=== Task item ===
In the data, find the word "lead" and copy out every line that has it.

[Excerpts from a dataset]

== Segment start ==

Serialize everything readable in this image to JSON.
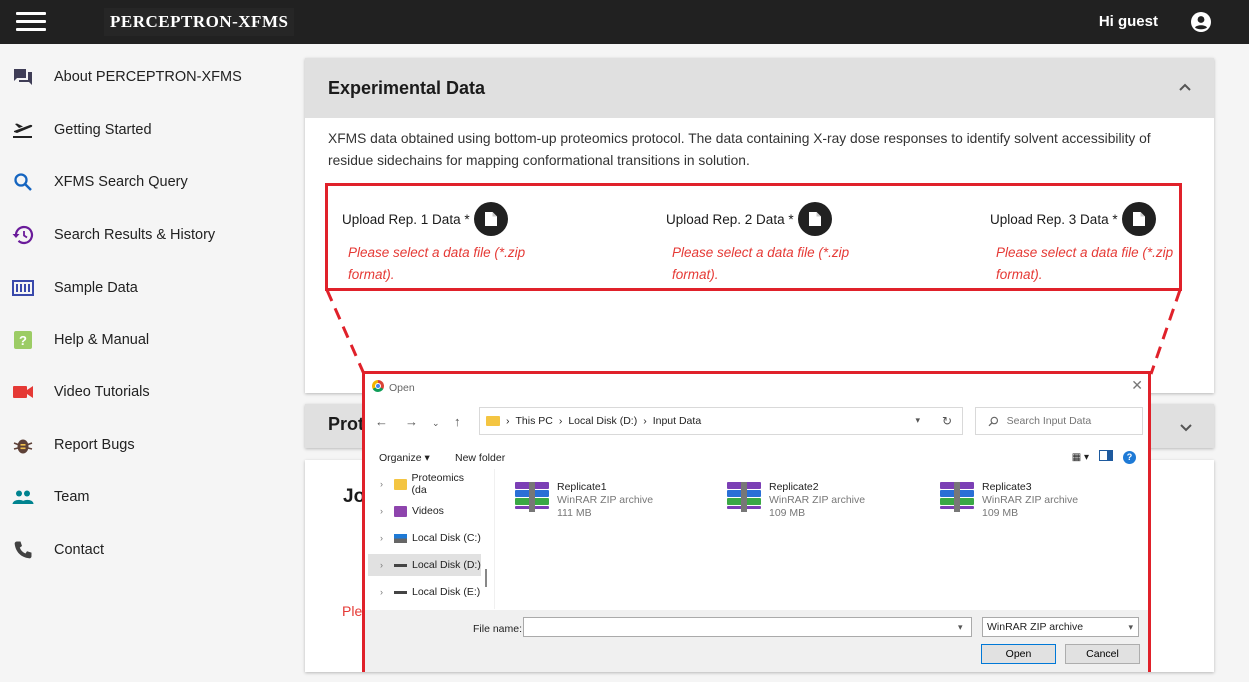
{
  "header": {
    "logo_text": "PERCEPTRON-XFMS",
    "greeting": "Hi guest",
    "icons": {
      "menu": "hamburger-icon",
      "user": "account-circle-icon"
    }
  },
  "sidebar": {
    "items": [
      {
        "label": "About PERCEPTRON-XFMS",
        "icon": "forum-icon",
        "color": "#3f3d56"
      },
      {
        "label": "Getting Started",
        "icon": "flight-takeoff-icon",
        "color": "#212121"
      },
      {
        "label": "XFMS Search Query",
        "icon": "search-icon",
        "color": "#1565c0"
      },
      {
        "label": "Search Results & History",
        "icon": "history-icon",
        "color": "#6a1b9a"
      },
      {
        "label": "Sample Data",
        "icon": "data-table-icon",
        "color": "#3949ab"
      },
      {
        "label": "Help & Manual",
        "icon": "help-box-icon",
        "color": "#9ccc65"
      },
      {
        "label": "Video Tutorials",
        "icon": "videocam-icon",
        "color": "#e53935"
      },
      {
        "label": "Report Bugs",
        "icon": "bug-icon",
        "color": "#5d4037"
      },
      {
        "label": "Team",
        "icon": "people-icon",
        "color": "#00838f"
      },
      {
        "label": "Contact",
        "icon": "phone-icon",
        "color": "#424242"
      }
    ]
  },
  "experimental": {
    "title": "Experimental Data",
    "description": "XFMS data obtained using bottom-up proteomics protocol. The data containing X-ray dose responses to identify solvent accessibility of residue sidechains for mapping conformational transitions in solution.",
    "uploads": [
      {
        "label": "Upload Rep. 1 Data *",
        "hint": "Please select a data file (*.zip format)."
      },
      {
        "label": "Upload Rep. 2 Data *",
        "hint": "Please select a data file (*.zip format)."
      },
      {
        "label": "Upload Rep. 3 Data *",
        "hint": "Please select a data file (*.zip format)."
      }
    ]
  },
  "second_panel": {
    "title_partial": "Prot",
    "heading_partial": "Jo",
    "hint_partial": "Ple"
  },
  "dialog": {
    "title": "Open",
    "close": "✕",
    "breadcrumb": [
      "This PC",
      "Local Disk (D:)",
      "Input Data"
    ],
    "search_placeholder": "Search Input Data",
    "organize": "Organize ▾",
    "new_folder": "New folder",
    "tree": [
      {
        "label": "Proteomics (da",
        "icon": "folder-icon"
      },
      {
        "label": "Videos",
        "icon": "videos-icon"
      },
      {
        "label": "Local Disk (C:)",
        "icon": "windows-drive-icon"
      },
      {
        "label": "Local Disk (D:)",
        "icon": "drive-icon"
      },
      {
        "label": "Local Disk (E:)",
        "icon": "drive-icon"
      }
    ],
    "files": [
      {
        "name": "Replicate1",
        "type": "WinRAR ZIP archive",
        "size": "111 MB"
      },
      {
        "name": "Replicate2",
        "type": "WinRAR ZIP archive",
        "size": "109 MB"
      },
      {
        "name": "Replicate3",
        "type": "WinRAR ZIP archive",
        "size": "109 MB"
      }
    ],
    "file_name_label": "File name:",
    "file_name_value": "",
    "file_type": "WinRAR ZIP archive",
    "open_button": "Open",
    "cancel_button": "Cancel",
    "accent_color": "#e0212a"
  }
}
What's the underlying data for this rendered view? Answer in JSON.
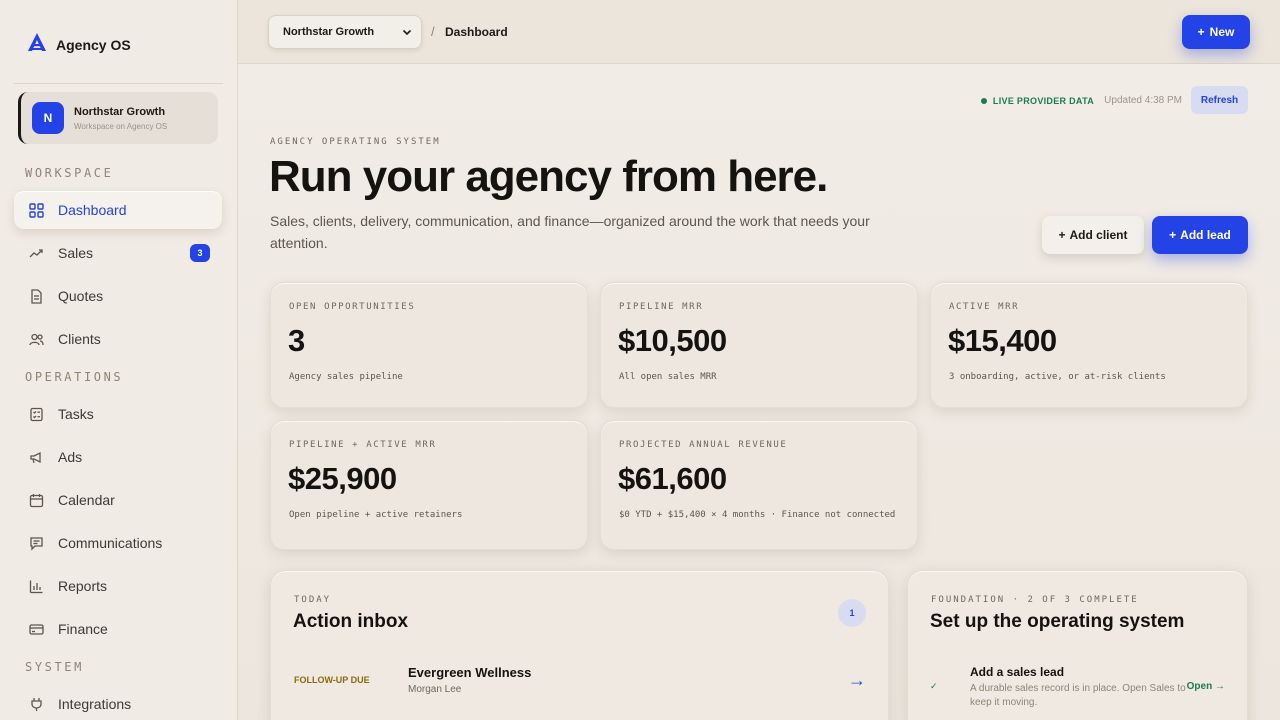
{
  "app": {
    "name": "Agency OS"
  },
  "workspace": {
    "name": "Northstar Growth",
    "initial": "N",
    "subtitle": "Workspace on Agency OS"
  },
  "sidebar": {
    "sections": {
      "workspace": "WORKSPACE",
      "operations": "OPERATIONS",
      "system": "SYSTEM"
    },
    "items": [
      {
        "label": "Dashboard",
        "icon": "grid-icon",
        "active": true
      },
      {
        "label": "Sales",
        "icon": "trending-up-icon",
        "badge": "3"
      },
      {
        "label": "Quotes",
        "icon": "document-icon"
      },
      {
        "label": "Clients",
        "icon": "users-icon"
      },
      {
        "label": "Tasks",
        "icon": "checklist-icon"
      },
      {
        "label": "Ads",
        "icon": "megaphone-icon"
      },
      {
        "label": "Calendar",
        "icon": "calendar-icon"
      },
      {
        "label": "Communications",
        "icon": "chat-icon"
      },
      {
        "label": "Reports",
        "icon": "bar-chart-icon"
      },
      {
        "label": "Finance",
        "icon": "credit-card-icon"
      },
      {
        "label": "Integrations",
        "icon": "plug-icon"
      }
    ]
  },
  "topbar": {
    "workspace_select": "Northstar Growth",
    "separator": "/",
    "breadcrumb": "Dashboard",
    "new_label": "New"
  },
  "status": {
    "live_label": "LIVE PROVIDER DATA",
    "updated": "Updated 4:38 PM",
    "refresh_label": "Refresh"
  },
  "hero": {
    "eyebrow": "AGENCY OPERATING SYSTEM",
    "title": "Run your agency from here.",
    "subtitle": "Sales, clients, delivery, communication, and finance—organized around the work that needs your attention.",
    "add_client_label": "Add client",
    "add_lead_label": "Add lead"
  },
  "kpis": [
    {
      "label": "OPEN OPPORTUNITIES",
      "value": "3",
      "caption": "Agency sales pipeline"
    },
    {
      "label": "PIPELINE MRR",
      "value": "$10,500",
      "caption": "All open sales MRR"
    },
    {
      "label": "ACTIVE MRR",
      "value": "$15,400",
      "caption": "3 onboarding, active, or at-risk clients"
    },
    {
      "label": "PIPELINE + ACTIVE MRR",
      "value": "$25,900",
      "caption": "Open pipeline + active retainers"
    },
    {
      "label": "PROJECTED ANNUAL REVENUE",
      "value": "$61,600",
      "caption": "$0 YTD + $15,400 × 4 months · Finance not connected"
    }
  ],
  "inbox": {
    "eyebrow": "TODAY",
    "title": "Action inbox",
    "count": "1",
    "items": [
      {
        "tag": "FOLLOW-UP DUE",
        "name": "Evergreen Wellness",
        "person": "Morgan Lee",
        "arrow": "→"
      }
    ]
  },
  "setup": {
    "eyebrow": "FOUNDATION · 2 OF 3 COMPLETE",
    "title": "Set up the operating system",
    "items": [
      {
        "check": "✓",
        "title": "Add a sales lead",
        "desc": "A durable sales record is in place. Open Sales to keep it moving.",
        "action": "Open →"
      }
    ]
  },
  "colors": {
    "accent": "#2343e6",
    "success": "#1f7a4d",
    "warning": "#8a6a12",
    "background": "#efe9e1"
  }
}
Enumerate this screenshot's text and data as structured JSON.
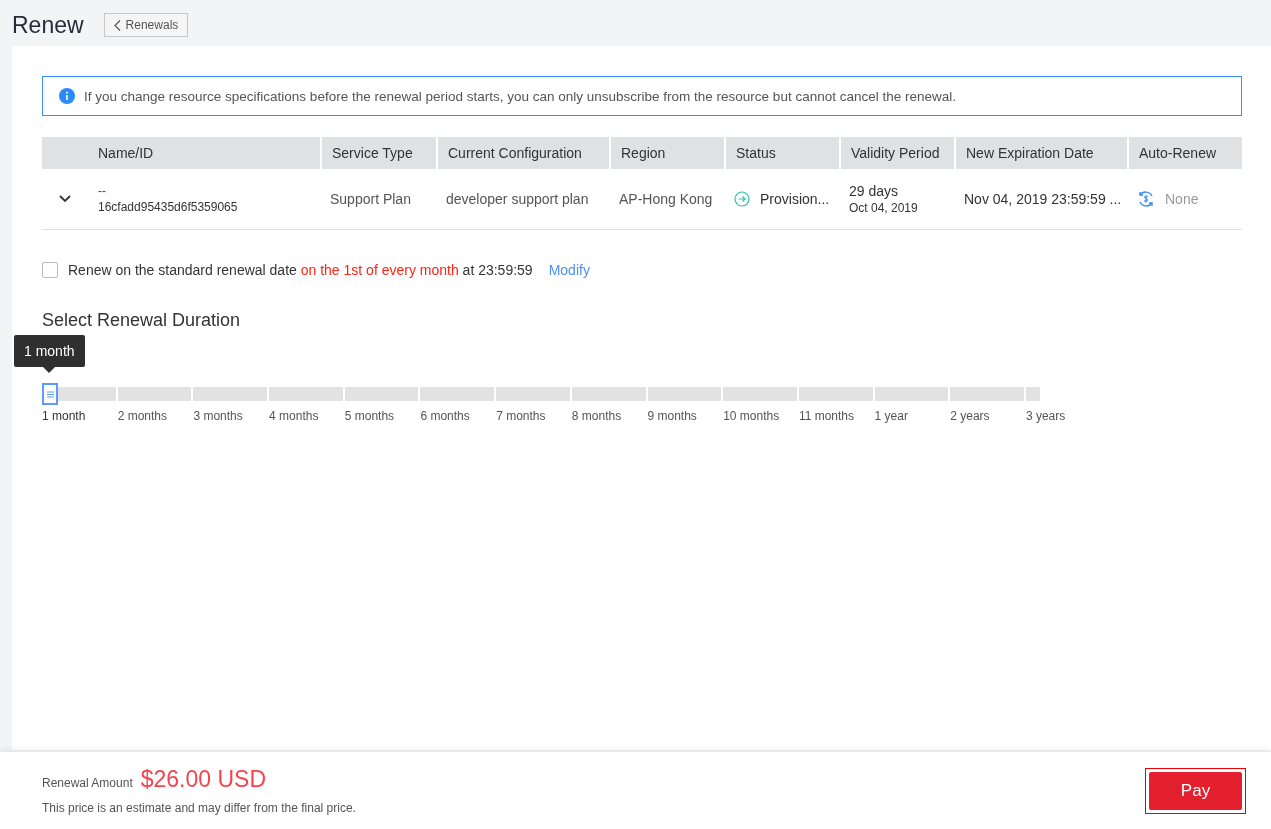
{
  "header": {
    "title": "Renew",
    "back_button": "Renewals"
  },
  "notice": {
    "text": "If you change resource specifications before the renewal period starts, you can only unsubscribe from the resource but cannot cancel the renewal."
  },
  "table": {
    "columns": [
      "Name/ID",
      "Service Type",
      "Current Configuration",
      "Region",
      "Status",
      "Validity Period",
      "New Expiration Date",
      "Auto-Renew"
    ],
    "rows": [
      {
        "expanded": false,
        "name": "--",
        "id": "16cfadd95435d6f5359065",
        "service_type": "Support Plan",
        "configuration": "developer support plan",
        "region": "AP-Hong Kong",
        "status": "Provision...",
        "validity": "29 days",
        "validity_date": "Oct 04, 2019",
        "expiration": "Nov 04, 2019 23:59:59 ...",
        "auto_renew": "None"
      }
    ]
  },
  "standard_renewal": {
    "checked": false,
    "segments": [
      {
        "text": "Renew on the standard renewal date ",
        "highlight": false
      },
      {
        "text": "on the 1st of every month",
        "highlight": true
      },
      {
        "text": " at 23:59:59",
        "highlight": false
      }
    ],
    "link": "Modify"
  },
  "duration": {
    "title": "Select Renewal Duration",
    "tooltip": "1 month",
    "steps": [
      {
        "label": "1 month",
        "selected": true
      },
      {
        "label": "2 months",
        "selected": false
      },
      {
        "label": "3 months",
        "selected": false
      },
      {
        "label": "4 months",
        "selected": false
      },
      {
        "label": "5 months",
        "selected": false
      },
      {
        "label": "6 months",
        "selected": false
      },
      {
        "label": "7 months",
        "selected": false
      },
      {
        "label": "8 months",
        "selected": false
      },
      {
        "label": "9 months",
        "selected": false
      },
      {
        "label": "10 months",
        "selected": false
      },
      {
        "label": "11 months",
        "selected": false
      },
      {
        "label": "1 year",
        "selected": false
      },
      {
        "label": "2 years",
        "selected": false
      },
      {
        "label": "3 years",
        "selected": false
      }
    ]
  },
  "footer": {
    "amount_label": "Renewal Amount",
    "amount": "$26.00 USD",
    "note": "This price is an estimate and may differ from the final price.",
    "pay_button": "Pay"
  }
}
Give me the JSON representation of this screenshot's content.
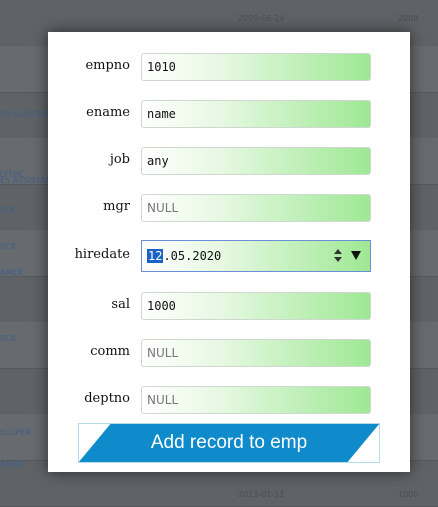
{
  "background_rows": [
    {
      "c1": "",
      "c2": "2009-06-24",
      "c3": "2008"
    },
    {
      "c1": "",
      "c2": "",
      "c3": ""
    },
    {
      "c1": "ES ASSISTAN",
      "c2": "",
      "c3": ""
    },
    {
      "c1": "LYTHC",
      "c2": "",
      "c3": ""
    },
    {
      "c1": "ES ASSISTAN",
      "c2": "",
      "c3": ""
    },
    {
      "c1": "RCK",
      "c2": "",
      "c3": ""
    },
    {
      "c1": "RCK",
      "c2": "",
      "c3": ""
    },
    {
      "c1": "AMER",
      "c2": "",
      "c3": ""
    },
    {
      "c1": "",
      "c2": "",
      "c3": ""
    },
    {
      "c1": "RCK",
      "c2": "",
      "c3": ""
    },
    {
      "c1": "",
      "c2": "",
      "c3": ""
    },
    {
      "c1": "",
      "c2": "",
      "c3": ""
    },
    {
      "c1": "ELOPER",
      "c2": "",
      "c3": ""
    },
    {
      "c1": "AMER",
      "c2": "",
      "c3": ""
    },
    {
      "c1": "",
      "c2": "2013-01-11",
      "c3": "1000"
    }
  ],
  "form": {
    "empno": {
      "label": "empno",
      "value": "1010",
      "placeholder": ""
    },
    "ename": {
      "label": "ename",
      "value": "name",
      "placeholder": ""
    },
    "job": {
      "label": "job",
      "value": "any",
      "placeholder": ""
    },
    "mgr": {
      "label": "mgr",
      "value": "",
      "placeholder": "NULL"
    },
    "hiredate": {
      "label": "hiredate",
      "day": "12",
      "rest": ".05.2020"
    },
    "sal": {
      "label": "sal",
      "value": "1000",
      "placeholder": ""
    },
    "comm": {
      "label": "comm",
      "value": "",
      "placeholder": "NULL"
    },
    "deptno": {
      "label": "deptno",
      "value": "",
      "placeholder": "NULL"
    }
  },
  "submit": {
    "label": "Add record to emp"
  },
  "colors": {
    "accent": "#0f8acb",
    "input_gradient_end": "#9ee894",
    "date_selection": "#1a62c4"
  }
}
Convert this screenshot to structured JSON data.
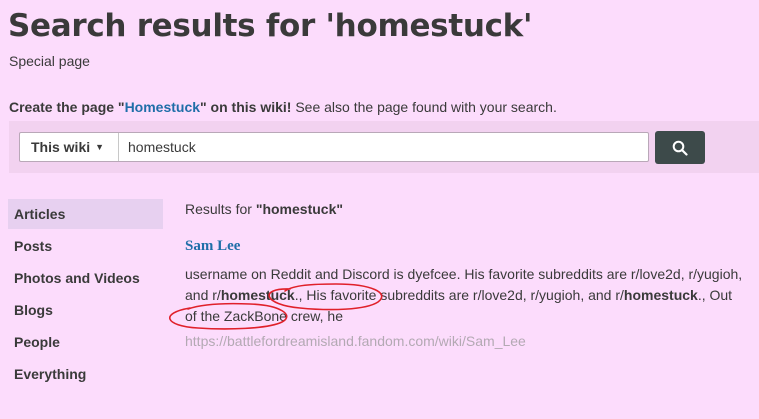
{
  "header": {
    "title": "Search results for 'homestuck'",
    "subtitle": "Special page"
  },
  "create_notice": {
    "prefix": "Create the page \"",
    "page_name": "Homestuck",
    "middle": "\" on this wiki!",
    "suffix": " See also the page found with your search."
  },
  "search": {
    "scope_label": "This wiki",
    "query": "homestuck",
    "button_icon": "search-icon"
  },
  "sidebar": {
    "items": [
      {
        "label": "Articles",
        "active": true
      },
      {
        "label": "Posts"
      },
      {
        "label": "Photos and Videos"
      },
      {
        "label": "Blogs"
      },
      {
        "label": "People"
      },
      {
        "label": "Everything"
      }
    ]
  },
  "results": {
    "results_for_prefix": "Results for ",
    "results_for_query": "\"homestuck\"",
    "items": [
      {
        "title": "Sam Lee",
        "snippet_1": "username on Reddit and Discord is dyefcee. His favorite subreddits are r/love2d, r/yugioh, and r/",
        "match_1": "homestuck",
        "snippet_2": "., His favorite subreddits are r/love2d, r/yugioh, and r/",
        "match_2": "homestuck",
        "snippet_3": "., Out of the ZackBone crew, he",
        "url": "https://battlefordreamisland.fandom.com/wiki/Sam_Lee"
      }
    ]
  },
  "colors": {
    "background": "#fcdcfc",
    "link": "#1f6ea8",
    "annotation": "#e0202a",
    "search_button": "#3d4a4a"
  }
}
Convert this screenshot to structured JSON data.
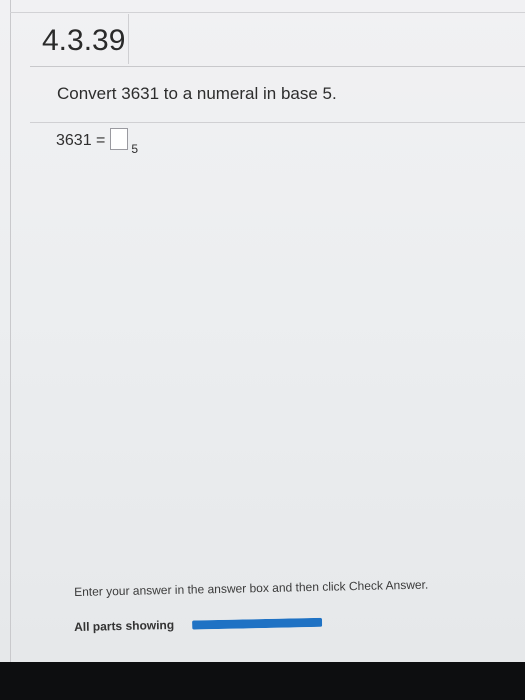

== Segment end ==

=== Exercise solution ===
    "add_lead_label": "Add lead"
        "title": "Add a sales lead",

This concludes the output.